“There’s a lot of these videos where we’re watching them for 15, 20 minutes, and the (inmate), they’re sitting there,” Cicala said. “They’re sitting on the bench. Some of them are mouthy. Some of them are frustrated … But they’re in a contained environment, they’ve already been initially screened for weapons, drugs, anything else that could cause harm.

Said Jones: “You look at the video, and you say, ‘Whatever these people did to deserve this treatment, they ain’t doing it anymore.’ Not to concede anything, but whatever they were doing, they stopped doing it before they brought in the rapid response team.”

A sheriff’s department spokeswoman declined interview requests on behalf of Conway, Pinkard and Sims, citing the looming litigation.

The sheriff’s department is currently reviewing its use of force policy. Sims — a former Los Angeles Police Department officer who took out warrants for LAPD’s infamous 1988 Dalton Avenue raids — has been promoted from commander of the rapid response team to lead his own “jail intelligence” unit.

According to emails obtained by the Daily Post, Lt. Keith Cofer has taken over the RRT.

Both the review and transition pre-dated the current lawsuit and public questions about the use of restraint chairs, spokeswoman Deputy Shannon Volkodav said.

“We were reviewing our use of force policies before all this happened,” she said. “(Sims’ promotion) was also something that was in the works.”

“Being ex-military, it’s like, ‘Is this America?’” Goodwin said. “I thought that, and, ‘Now I’m behind this wall and anything can happen. If this is happening right now, anything can happen.’”

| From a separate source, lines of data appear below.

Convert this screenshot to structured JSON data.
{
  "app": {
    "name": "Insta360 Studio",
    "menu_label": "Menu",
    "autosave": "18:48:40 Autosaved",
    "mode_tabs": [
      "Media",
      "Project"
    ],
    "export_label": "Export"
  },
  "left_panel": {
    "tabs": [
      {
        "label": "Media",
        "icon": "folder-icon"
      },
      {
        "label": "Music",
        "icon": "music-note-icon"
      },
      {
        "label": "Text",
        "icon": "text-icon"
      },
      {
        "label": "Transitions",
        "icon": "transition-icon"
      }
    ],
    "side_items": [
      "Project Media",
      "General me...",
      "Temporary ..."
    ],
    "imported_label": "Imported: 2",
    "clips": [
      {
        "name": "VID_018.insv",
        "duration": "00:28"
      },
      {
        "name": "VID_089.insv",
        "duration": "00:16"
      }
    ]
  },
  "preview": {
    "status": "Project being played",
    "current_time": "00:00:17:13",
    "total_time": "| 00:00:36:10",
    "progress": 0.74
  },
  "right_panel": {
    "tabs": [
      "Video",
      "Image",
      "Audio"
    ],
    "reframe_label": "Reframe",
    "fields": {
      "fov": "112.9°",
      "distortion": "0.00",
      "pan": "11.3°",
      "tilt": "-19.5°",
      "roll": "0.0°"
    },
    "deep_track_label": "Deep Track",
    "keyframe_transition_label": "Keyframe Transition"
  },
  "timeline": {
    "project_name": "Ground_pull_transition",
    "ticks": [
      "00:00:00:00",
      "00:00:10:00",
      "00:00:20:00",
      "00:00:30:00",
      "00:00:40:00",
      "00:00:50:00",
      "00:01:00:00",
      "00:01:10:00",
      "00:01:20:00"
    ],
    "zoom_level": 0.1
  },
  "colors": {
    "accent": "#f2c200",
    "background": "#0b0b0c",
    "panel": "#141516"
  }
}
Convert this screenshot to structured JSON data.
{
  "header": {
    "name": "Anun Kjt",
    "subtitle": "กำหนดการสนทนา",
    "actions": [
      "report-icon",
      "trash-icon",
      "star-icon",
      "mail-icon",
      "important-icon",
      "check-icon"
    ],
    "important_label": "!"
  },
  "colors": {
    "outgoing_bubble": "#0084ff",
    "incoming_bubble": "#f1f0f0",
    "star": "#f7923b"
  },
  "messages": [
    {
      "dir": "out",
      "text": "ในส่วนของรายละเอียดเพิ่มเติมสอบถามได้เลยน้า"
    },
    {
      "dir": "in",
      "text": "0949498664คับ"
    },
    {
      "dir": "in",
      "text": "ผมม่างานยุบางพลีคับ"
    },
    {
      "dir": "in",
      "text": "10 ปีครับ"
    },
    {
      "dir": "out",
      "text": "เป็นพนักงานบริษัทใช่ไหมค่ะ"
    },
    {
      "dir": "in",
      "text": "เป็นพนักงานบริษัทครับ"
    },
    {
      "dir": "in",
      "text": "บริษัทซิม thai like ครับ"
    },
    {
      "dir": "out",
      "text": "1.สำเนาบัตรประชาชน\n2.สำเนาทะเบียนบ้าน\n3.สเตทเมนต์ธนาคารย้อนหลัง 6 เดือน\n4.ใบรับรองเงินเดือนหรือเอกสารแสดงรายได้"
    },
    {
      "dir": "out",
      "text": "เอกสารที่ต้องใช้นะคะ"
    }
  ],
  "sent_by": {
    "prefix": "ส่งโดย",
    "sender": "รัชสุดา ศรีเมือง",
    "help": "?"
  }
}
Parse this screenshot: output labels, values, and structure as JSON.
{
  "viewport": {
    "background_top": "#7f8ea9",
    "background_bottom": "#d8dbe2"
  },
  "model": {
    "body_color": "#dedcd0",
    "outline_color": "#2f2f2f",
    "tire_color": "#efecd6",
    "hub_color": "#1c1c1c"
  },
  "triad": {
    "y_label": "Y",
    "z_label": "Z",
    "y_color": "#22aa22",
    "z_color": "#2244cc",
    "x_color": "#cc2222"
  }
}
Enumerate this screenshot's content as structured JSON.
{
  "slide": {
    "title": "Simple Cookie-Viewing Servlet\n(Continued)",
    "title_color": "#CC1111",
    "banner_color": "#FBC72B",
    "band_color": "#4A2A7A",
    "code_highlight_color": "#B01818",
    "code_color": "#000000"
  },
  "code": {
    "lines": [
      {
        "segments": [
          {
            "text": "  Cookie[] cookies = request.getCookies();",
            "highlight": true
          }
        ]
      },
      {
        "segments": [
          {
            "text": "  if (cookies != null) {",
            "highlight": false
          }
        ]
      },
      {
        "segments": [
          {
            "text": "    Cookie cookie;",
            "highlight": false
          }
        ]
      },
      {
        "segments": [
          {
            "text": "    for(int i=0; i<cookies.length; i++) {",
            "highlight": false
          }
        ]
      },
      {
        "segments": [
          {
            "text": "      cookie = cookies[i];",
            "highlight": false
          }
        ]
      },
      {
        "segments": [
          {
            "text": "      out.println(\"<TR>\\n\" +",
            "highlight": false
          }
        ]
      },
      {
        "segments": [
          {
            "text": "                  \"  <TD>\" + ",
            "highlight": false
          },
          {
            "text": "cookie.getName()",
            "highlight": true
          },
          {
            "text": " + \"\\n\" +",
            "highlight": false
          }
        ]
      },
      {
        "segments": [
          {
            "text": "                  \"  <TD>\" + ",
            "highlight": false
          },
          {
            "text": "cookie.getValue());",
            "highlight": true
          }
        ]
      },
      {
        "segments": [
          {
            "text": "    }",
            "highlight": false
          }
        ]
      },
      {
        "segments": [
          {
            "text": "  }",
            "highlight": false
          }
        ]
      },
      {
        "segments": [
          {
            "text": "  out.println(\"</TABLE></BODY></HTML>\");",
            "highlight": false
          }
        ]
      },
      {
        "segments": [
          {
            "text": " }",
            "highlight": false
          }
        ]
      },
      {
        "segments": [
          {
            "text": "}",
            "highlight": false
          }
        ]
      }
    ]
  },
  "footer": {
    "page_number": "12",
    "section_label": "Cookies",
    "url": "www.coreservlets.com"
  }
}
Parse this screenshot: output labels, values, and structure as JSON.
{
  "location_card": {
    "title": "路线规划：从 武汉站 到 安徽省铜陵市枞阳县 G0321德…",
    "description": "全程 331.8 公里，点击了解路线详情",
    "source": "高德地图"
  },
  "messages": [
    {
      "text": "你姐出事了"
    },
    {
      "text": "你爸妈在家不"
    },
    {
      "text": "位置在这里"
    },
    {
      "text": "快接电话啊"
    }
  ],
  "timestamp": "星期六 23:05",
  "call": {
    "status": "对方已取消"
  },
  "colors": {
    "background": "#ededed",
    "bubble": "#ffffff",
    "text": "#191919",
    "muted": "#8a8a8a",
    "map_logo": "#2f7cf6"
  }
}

Goodwin, who served with the U.S. Army, spent three hours and 41 minutes in the chair last June. He too had been arrested on DUI charges. His request had been for his shoes, which sat lonely outside his cell. His feet were cold.

He was surprised with a pepperball — pepper spray in sphere form, basically — before RRT members stormed in.

Attorneys for the lawsuit he’s a part of played it coy, but said they believe anywhere from 500 to 1,000 former Gwinnett County inmates could ultimately join the class action case. That reflects the number they believe were unlawfully subjected to the restraint chair since July 2011, the max time period for which damages can be sought.

They want the sheriff’s office to cease such operations, and to “pay for the damage they’ve caused.”

“(The inmates) aren’t violent; they’re not a threat. They’re simply noncompliant,” Jones said. “And then (the RRT) responds to the noncompliance by using force. And by the time they use the force, they’re no longer noncompliant, if they even were to begin with … There needs to be a clear and present danger at the point that force is used.”